Work instructions ->
Search the data for the string "watermark", and report each line where it is found.

Data supplied Block Start

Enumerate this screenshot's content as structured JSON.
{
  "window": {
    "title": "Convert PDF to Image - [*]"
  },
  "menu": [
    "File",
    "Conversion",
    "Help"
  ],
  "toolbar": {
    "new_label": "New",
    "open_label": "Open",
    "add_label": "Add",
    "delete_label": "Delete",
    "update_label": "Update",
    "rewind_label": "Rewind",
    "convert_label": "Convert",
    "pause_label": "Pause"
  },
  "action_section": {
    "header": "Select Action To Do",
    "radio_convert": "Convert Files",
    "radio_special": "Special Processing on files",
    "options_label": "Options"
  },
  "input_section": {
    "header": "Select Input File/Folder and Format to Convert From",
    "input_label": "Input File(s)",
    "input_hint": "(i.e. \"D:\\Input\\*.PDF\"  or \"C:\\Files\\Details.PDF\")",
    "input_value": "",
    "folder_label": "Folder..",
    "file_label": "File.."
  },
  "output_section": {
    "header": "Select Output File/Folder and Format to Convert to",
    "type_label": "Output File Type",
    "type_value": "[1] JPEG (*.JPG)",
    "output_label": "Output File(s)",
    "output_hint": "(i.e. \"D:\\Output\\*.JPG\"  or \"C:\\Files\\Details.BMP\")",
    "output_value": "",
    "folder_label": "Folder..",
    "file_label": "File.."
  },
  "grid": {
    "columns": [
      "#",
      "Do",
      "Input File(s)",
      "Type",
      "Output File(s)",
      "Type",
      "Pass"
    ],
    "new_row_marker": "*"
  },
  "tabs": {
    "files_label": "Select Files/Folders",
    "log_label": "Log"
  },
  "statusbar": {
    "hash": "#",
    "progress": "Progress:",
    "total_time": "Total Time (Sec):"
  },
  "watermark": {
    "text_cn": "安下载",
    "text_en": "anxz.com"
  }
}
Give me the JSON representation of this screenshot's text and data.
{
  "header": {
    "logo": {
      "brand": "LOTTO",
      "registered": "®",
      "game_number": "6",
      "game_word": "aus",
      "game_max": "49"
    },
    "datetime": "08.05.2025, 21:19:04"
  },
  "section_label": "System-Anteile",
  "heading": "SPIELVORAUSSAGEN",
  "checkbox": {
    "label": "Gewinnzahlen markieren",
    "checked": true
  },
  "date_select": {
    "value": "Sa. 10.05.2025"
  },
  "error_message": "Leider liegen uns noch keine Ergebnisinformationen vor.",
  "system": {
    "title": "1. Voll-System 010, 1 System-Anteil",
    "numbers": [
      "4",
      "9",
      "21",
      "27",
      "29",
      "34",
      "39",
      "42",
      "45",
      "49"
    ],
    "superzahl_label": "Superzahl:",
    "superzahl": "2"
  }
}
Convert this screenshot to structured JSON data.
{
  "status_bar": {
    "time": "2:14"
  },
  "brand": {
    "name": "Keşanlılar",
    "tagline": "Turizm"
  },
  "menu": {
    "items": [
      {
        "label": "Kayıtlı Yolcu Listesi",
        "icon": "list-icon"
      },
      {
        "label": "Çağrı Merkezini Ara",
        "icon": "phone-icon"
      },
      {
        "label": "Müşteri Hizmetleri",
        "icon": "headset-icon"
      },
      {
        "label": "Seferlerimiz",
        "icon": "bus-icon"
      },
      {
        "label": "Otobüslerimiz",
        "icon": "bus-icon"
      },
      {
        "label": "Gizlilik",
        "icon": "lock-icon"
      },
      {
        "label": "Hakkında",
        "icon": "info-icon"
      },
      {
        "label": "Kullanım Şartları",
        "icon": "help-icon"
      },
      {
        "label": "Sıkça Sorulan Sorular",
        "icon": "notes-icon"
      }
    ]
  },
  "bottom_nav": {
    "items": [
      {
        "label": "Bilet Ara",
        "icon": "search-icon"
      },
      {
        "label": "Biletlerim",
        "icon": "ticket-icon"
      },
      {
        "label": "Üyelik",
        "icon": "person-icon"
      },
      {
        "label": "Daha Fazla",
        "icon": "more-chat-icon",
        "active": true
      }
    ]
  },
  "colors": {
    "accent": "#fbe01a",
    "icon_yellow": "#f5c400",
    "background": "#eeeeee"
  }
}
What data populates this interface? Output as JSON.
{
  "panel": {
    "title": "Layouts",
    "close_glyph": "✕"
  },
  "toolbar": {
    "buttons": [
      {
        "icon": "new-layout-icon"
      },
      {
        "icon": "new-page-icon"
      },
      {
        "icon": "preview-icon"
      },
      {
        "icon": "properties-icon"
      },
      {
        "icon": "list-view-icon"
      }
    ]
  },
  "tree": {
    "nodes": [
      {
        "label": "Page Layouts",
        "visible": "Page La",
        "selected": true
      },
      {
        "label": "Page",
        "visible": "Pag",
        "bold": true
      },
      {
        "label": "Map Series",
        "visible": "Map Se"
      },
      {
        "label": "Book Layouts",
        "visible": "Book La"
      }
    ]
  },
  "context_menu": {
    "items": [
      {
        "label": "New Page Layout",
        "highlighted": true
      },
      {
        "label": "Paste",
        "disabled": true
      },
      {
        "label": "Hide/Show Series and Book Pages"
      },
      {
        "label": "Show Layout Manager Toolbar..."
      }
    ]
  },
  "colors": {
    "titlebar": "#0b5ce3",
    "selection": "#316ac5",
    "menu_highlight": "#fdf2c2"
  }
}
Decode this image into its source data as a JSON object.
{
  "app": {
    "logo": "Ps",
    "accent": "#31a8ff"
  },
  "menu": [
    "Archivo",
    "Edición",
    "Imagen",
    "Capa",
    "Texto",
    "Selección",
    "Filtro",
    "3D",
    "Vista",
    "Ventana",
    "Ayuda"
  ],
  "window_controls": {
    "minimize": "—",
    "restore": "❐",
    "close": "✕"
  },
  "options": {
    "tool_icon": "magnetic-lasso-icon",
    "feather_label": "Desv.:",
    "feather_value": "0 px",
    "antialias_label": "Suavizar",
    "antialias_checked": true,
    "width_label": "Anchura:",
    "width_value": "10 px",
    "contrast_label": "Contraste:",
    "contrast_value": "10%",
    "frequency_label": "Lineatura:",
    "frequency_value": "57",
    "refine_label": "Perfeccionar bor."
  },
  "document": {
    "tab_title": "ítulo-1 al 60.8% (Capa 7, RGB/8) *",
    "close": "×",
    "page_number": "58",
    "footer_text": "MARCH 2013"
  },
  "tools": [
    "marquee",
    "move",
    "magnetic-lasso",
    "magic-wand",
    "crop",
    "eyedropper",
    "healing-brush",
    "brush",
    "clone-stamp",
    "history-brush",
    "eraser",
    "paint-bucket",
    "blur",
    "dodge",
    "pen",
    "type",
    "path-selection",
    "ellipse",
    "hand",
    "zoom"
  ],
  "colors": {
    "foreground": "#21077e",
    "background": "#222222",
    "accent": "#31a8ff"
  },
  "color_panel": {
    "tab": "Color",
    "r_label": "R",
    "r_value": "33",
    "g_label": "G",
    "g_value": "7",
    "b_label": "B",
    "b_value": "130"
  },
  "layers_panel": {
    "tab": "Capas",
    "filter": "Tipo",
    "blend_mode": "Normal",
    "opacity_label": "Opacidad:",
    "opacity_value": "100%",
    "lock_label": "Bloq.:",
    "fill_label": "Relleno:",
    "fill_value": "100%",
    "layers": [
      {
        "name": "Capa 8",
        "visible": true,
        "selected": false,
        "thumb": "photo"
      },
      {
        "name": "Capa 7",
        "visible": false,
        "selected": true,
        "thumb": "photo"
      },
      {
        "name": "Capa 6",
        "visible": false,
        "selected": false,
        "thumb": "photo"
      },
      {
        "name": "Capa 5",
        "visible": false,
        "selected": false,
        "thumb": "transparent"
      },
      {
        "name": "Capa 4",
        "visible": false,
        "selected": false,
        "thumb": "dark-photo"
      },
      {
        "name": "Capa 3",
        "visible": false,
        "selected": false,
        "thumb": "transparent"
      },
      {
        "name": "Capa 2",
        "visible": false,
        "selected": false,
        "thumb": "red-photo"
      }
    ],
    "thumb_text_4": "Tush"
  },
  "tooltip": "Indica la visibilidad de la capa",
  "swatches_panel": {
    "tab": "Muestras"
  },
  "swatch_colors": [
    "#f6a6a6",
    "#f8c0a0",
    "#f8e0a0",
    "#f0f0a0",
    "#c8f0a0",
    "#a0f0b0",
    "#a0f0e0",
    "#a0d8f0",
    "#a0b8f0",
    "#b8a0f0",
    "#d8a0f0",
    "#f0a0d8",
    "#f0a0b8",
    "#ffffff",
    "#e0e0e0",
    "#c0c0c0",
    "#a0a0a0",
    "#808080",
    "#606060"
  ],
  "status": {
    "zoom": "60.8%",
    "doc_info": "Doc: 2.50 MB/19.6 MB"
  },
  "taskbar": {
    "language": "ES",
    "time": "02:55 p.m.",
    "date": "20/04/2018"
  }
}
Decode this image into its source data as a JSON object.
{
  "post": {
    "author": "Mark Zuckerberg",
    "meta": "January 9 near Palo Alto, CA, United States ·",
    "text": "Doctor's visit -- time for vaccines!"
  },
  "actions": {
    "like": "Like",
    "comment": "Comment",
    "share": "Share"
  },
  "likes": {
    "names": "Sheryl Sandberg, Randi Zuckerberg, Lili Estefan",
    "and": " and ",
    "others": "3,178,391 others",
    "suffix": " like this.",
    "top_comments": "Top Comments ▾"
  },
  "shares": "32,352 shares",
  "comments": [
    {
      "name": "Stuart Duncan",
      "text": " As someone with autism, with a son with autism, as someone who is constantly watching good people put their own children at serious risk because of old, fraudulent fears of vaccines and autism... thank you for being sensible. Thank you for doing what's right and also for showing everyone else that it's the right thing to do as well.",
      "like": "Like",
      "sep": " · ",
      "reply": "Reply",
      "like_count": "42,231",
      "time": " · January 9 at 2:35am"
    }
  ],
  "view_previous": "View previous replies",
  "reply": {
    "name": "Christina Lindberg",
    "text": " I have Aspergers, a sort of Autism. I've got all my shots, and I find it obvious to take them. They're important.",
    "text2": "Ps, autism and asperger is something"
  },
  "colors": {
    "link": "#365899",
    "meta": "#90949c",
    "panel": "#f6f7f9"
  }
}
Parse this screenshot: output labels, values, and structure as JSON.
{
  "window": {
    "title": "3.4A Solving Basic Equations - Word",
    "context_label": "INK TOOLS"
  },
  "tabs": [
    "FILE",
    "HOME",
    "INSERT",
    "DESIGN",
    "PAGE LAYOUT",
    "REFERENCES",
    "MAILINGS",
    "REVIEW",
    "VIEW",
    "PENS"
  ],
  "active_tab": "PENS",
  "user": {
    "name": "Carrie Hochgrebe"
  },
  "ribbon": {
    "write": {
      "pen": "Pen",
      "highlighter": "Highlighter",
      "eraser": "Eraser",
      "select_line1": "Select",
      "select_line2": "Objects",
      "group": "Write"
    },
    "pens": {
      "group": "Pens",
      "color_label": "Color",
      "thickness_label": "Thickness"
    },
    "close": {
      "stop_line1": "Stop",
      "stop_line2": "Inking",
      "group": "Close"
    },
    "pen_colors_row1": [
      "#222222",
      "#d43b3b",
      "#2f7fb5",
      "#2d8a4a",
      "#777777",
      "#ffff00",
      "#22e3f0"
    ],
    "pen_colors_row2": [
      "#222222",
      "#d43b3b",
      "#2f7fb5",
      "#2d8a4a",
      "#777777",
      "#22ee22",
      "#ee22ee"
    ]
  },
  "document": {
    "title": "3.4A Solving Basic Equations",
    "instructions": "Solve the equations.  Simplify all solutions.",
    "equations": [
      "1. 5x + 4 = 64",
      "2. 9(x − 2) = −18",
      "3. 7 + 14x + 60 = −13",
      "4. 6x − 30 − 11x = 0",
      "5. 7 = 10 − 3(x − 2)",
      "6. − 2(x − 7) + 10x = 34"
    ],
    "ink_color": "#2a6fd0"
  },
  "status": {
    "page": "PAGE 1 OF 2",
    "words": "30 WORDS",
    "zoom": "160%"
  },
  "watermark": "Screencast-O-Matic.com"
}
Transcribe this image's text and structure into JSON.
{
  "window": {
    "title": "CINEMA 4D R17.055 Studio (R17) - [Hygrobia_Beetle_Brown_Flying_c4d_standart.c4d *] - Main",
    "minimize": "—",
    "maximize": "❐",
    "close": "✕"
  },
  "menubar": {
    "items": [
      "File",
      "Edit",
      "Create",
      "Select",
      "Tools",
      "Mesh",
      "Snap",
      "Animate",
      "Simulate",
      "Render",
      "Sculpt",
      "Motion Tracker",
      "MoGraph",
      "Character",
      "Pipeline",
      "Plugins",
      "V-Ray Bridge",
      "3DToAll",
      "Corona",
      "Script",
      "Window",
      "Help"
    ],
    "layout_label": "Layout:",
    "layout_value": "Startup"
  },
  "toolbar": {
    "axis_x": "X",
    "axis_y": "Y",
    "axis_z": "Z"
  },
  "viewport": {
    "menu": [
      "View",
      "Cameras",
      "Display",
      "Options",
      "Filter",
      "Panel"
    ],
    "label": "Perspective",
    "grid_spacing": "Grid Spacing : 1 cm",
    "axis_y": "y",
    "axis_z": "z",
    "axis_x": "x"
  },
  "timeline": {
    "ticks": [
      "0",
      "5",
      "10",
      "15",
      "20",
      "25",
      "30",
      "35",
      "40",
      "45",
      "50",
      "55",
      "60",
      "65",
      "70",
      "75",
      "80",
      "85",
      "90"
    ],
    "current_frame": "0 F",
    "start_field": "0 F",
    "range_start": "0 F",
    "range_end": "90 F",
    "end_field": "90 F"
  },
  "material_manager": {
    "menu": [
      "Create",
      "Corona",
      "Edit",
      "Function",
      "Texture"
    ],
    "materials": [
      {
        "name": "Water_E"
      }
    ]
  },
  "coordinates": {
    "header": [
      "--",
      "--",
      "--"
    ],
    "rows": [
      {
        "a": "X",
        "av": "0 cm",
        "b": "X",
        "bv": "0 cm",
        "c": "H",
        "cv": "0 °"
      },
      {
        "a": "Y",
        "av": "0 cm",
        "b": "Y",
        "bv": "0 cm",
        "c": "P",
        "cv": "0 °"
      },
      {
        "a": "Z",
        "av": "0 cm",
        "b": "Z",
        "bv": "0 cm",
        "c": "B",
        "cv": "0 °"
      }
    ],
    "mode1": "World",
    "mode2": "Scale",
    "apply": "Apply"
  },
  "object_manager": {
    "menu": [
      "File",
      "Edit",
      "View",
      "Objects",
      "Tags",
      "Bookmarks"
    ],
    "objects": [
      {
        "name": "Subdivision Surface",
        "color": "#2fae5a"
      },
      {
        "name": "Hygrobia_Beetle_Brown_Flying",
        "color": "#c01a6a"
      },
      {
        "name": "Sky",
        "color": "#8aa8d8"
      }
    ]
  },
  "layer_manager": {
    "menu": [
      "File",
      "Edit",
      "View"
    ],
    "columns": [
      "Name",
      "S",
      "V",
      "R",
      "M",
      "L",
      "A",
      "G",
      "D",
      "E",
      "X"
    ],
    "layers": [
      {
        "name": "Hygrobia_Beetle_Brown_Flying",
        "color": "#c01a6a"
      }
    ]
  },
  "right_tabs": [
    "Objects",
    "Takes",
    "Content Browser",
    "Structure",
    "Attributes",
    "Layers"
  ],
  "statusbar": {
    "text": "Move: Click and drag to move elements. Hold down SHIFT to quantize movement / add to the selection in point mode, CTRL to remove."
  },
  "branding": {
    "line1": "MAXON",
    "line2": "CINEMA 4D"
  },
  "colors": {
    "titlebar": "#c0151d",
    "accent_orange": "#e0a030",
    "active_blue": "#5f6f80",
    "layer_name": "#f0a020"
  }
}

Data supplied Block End

Finished task ->
  "watermark": {
  "watermark": "Screencast-O-Matic.com"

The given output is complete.